With a child's toothbrush, a finger brush or a special cat toothbrush, brush your feline's teeth with cat toothpaste on a regular basis. Start slowly and very gently, offering tasty treats to discourage squirming, before attempting to increase brushing times.read more
When it comes to fun, there's almost nothing cats love more than to watch the world from above. Unfortunately, they often like to perch where they don't belong, like atop bookcases and dressers, where things can easily get broken.
Keeping a cat grounded can be a challenge, but it really is in your pet's best interest. Your cat could hurt itself by getting tangled on something while jumping from the chair to the dresser, or by leaping onto that not-so-stable plant stand.

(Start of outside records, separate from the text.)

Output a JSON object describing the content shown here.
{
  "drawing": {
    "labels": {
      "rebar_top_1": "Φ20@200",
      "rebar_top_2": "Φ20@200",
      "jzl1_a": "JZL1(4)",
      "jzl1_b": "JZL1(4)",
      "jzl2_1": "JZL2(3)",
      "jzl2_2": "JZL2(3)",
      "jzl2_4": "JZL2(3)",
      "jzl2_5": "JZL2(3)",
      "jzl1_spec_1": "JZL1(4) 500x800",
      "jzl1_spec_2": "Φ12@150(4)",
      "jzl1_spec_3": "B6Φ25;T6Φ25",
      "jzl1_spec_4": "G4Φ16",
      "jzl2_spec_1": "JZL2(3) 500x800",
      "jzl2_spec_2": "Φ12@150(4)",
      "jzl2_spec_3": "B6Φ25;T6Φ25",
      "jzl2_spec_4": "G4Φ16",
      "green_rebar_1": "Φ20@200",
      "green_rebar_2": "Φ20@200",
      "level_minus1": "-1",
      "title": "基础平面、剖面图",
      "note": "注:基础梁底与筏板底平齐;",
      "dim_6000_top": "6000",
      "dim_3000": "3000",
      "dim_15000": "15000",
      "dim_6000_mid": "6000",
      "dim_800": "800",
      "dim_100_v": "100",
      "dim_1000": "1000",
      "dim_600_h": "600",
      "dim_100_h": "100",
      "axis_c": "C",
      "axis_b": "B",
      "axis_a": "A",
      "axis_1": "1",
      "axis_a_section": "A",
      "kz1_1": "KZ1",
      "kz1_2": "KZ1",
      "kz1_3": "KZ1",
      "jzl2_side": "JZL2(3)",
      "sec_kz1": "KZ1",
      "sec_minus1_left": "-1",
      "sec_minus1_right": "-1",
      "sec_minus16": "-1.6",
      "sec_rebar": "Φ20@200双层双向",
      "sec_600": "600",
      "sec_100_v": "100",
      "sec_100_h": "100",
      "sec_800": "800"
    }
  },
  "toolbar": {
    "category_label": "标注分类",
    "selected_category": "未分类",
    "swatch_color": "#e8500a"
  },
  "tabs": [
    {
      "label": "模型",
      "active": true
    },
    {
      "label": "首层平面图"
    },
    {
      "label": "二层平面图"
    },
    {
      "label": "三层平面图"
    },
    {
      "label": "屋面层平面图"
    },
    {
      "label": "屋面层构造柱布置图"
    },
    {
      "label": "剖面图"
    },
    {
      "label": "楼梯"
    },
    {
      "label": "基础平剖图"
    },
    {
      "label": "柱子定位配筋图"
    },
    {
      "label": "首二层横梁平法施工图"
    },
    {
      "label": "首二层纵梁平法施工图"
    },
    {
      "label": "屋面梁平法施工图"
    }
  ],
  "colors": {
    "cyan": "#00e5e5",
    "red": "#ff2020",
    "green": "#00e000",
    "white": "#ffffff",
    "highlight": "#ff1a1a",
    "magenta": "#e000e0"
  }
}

Keeping Your Stuff in Place
Try these kitty-tested strategies for controlling your pet's natural need to leap.
Cleaning Up Your Cat's Climbing Habits
If your cat doesn't get the message and continues to climb, don't lose hope. The next step is to try startling it into behaving better with a squirt gun, a whistle or a beanbag. The key is to make sure your cat doesn't come to associate you with the water, noise or sudden motion. If it does, it may become frightened or continue the bad behavior behind your back.
Try these ideas for taming your cat's climbing ways:
The overall goal is to find a balance between your natural need to keep plants upright, and your cat's natural need climb. With these strategies and a little bit of time, you and your cat can live together in harmony.
is a freelance writer and editor on subjects ranging from cat healthcare to feline antics.
Cats reach full skeletal development when they are this old: